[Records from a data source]
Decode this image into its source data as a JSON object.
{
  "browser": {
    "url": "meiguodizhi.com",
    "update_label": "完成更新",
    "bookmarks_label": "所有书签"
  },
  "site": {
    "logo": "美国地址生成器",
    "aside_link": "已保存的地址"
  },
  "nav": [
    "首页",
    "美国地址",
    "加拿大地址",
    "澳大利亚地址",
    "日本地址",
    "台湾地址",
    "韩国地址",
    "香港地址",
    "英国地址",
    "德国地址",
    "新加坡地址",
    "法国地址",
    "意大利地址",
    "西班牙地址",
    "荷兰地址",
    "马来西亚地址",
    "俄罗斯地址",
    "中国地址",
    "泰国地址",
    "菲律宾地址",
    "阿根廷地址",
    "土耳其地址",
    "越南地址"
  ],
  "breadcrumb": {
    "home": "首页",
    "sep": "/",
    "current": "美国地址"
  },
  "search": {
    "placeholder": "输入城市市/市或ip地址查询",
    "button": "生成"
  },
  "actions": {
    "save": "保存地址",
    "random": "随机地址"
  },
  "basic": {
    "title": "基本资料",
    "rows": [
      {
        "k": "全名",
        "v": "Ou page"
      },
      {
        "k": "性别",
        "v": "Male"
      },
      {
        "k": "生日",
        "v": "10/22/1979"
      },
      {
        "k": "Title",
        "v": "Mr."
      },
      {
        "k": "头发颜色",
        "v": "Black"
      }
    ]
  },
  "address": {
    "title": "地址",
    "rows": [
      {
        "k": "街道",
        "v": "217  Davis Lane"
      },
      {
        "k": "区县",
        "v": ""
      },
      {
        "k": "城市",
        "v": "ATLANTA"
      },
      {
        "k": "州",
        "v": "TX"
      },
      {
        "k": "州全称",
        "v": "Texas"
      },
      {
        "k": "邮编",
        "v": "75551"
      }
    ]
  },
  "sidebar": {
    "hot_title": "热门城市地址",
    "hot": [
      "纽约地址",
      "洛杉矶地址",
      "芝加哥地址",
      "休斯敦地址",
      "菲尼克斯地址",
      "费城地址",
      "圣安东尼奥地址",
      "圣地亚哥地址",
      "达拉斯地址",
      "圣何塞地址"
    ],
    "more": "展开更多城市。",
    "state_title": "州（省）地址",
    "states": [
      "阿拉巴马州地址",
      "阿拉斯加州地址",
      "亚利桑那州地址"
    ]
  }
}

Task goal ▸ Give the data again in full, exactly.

Solved exercise ▸
Decode this image into its source data as a JSON object.
{
  "browser": {
    "url": "meiguodizhi.com",
    "update_label": "完成更新",
    "bookmarks_label": "所有书签"
  },
  "site": {
    "logo": "美国地址生成器",
    "aside_link": "已保存的地址"
  },
  "nav": [
    "首页",
    "美国地址",
    "加拿大地址",
    "澳大利亚地址",
    "日本地址",
    "台湾地址",
    "韩国地址",
    "香港地址",
    "英国地址",
    "德国地址",
    "新加坡地址",
    "法国地址",
    "意大利地址",
    "西班牙地址",
    "荷兰地址",
    "马来西亚地址",
    "俄罗斯地址",
    "中国地址",
    "泰国地址",
    "菲律宾地址",
    "阿根廷地址",
    "土耳其地址",
    "越南地址"
  ],
  "breadcrumb": {
    "home": "首页",
    "sep": "/",
    "current": "美国地址"
  },
  "search": {
    "placeholder": "输入城市市/市或ip地址查询",
    "button": "生成"
  },
  "actions": {
    "save": "保存地址",
    "random": "随机地址"
  },
  "basic": {
    "title": "基本资料",
    "rows": [
      {
        "k": "全名",
        "v": "Ou page"
      },
      {
        "k": "性别",
        "v": "Male"
      },
      {
        "k": "生日",
        "v": "10/22/1979"
      },
      {
        "k": "Title",
        "v": "Mr."
      },
      {
        "k": "头发颜色",
        "v": "Black"
      }
    ]
  },
  "address": {
    "title": "地址",
    "rows": [
      {
        "k": "街道",
        "v": "217  Davis Lane"
      },
      {
        "k": "区县",
        "v": ""
      },
      {
        "k": "城市",
        "v": "ATLANTA"
      },
      {
        "k": "州",
        "v": "TX"
      },
      {
        "k": "州全称",
        "v": "Texas"
      },
      {
        "k": "邮编",
        "v": "75551"
      }
    ]
  },
  "sidebar": {
    "hot_title": "热门城市地址",
    "hot": [
      "纽约地址",
      "洛杉矶地址",
      "芝加哥地址",
      "休斯敦地址",
      "菲尼克斯地址",
      "费城地址",
      "圣安东尼奥地址",
      "圣地亚哥地址",
      "达拉斯地址",
      "圣何塞地址"
    ],
    "more": "展开更多城市。",
    "state_title": "州（省）地址",
    "states": [
      "阿拉巴马州地址",
      "阿拉斯加州地址",
      "亚利桑那州地址"
    ]
  }
}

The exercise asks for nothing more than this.